Hampshire County Council is the first local authority to use voice recognition technology to support elderly and disabled residents receiving care at home. Working with Amazon, the council is trialling a customised version of its Alexa software that has been specially adapted to help users live independently and also reduce social isolation.
Currently in pilot, the idea is being tested in 50 Hampshire homes throughout 2018. The pilot is being funded by the Department of Health who are keen to see the scheme rolled out across the UK providing it is a success.
Amazon's Alexa software is in-built into the company's Echo device, a voice-activated home speaker with Wi-Fi and Bluetooth connectivity. There are a number of ways this voice recognition technology can help its users. Here are some examples:
Medication and care plan reminder
Echo users can add new ‘skills’ to the device and then simply “ask Alexa” to remind them to take medication or check when their carer is due to arrive.
Replaces the need for physical input
The software significantly improves quality of life for people with little or no mobility as a result of medical conditions such as multiple sclerosis or motor neurone disease. Alexa voice-controlled devices can be linked to other gadgets in the home so that voice commands replace physical actions. For example, linking Alexa to Amazon’s Fire TV Stick allows users to operate the television without having to adjust a physical device.
Health and movement monitoring
Alexa can be used to encourage exercise and a healthy lifestyle. The software can suggest wellbeing tips when asked by the user and can also access online audiobooks of exercise routines. By linking Alexa to movement sensors around the home, hydration and proper diet can be encouraged so that when a person enters their kitchen they can be prompted to take a drink or to eat.
Councillor Liz Fairhurst, Hampshire County Council’s Executive Member for Adult Social Care and Health.

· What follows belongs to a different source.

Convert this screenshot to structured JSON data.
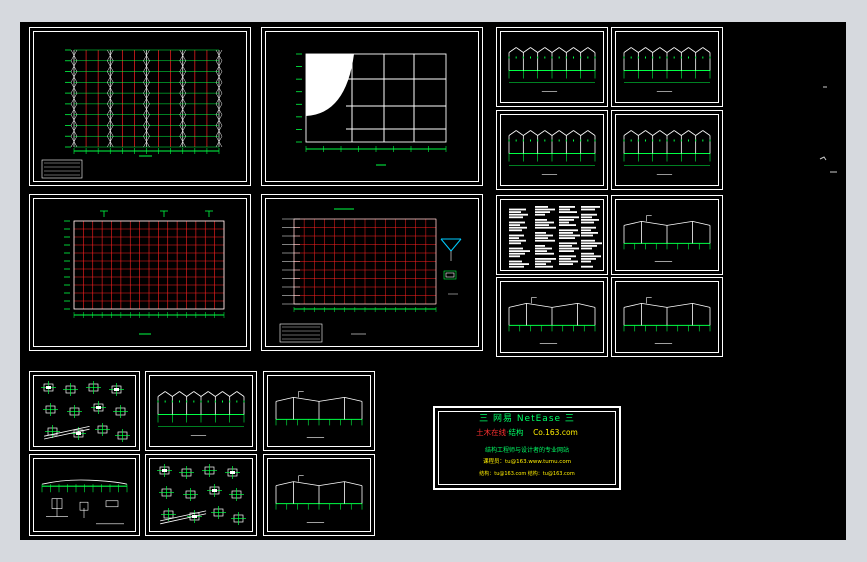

"This is a world first for Hampshire County Council and our care technology partners. Working directly with Amazon will ensure our trial is backed by the experience of one of the biggest internet-based retailers in the world. We are very excited about the possibilities this project could open up in the future, and its potential to benefit the future of social care.”
Reduces social isolation
Alexa is of particular benefit to partially sighted or socially-isolated users as it can give them information via the Amazon Echo system that they would previously have struggled to access. For example users can listen to the weather forecast, latest news or play an audiobook. This encourages interaction and keeps users well connected with the outside world.
The pilot project is running until the end of this year (2018) and is expected to be a great success following positive feedback thus far. So look out for other UK local authorities rolling out this cost-efficeint way of helping our elderly and disabled to live indpenently at home. Let me now what you think of using Alexa to improve social care in the comments section below. Thanks for reading.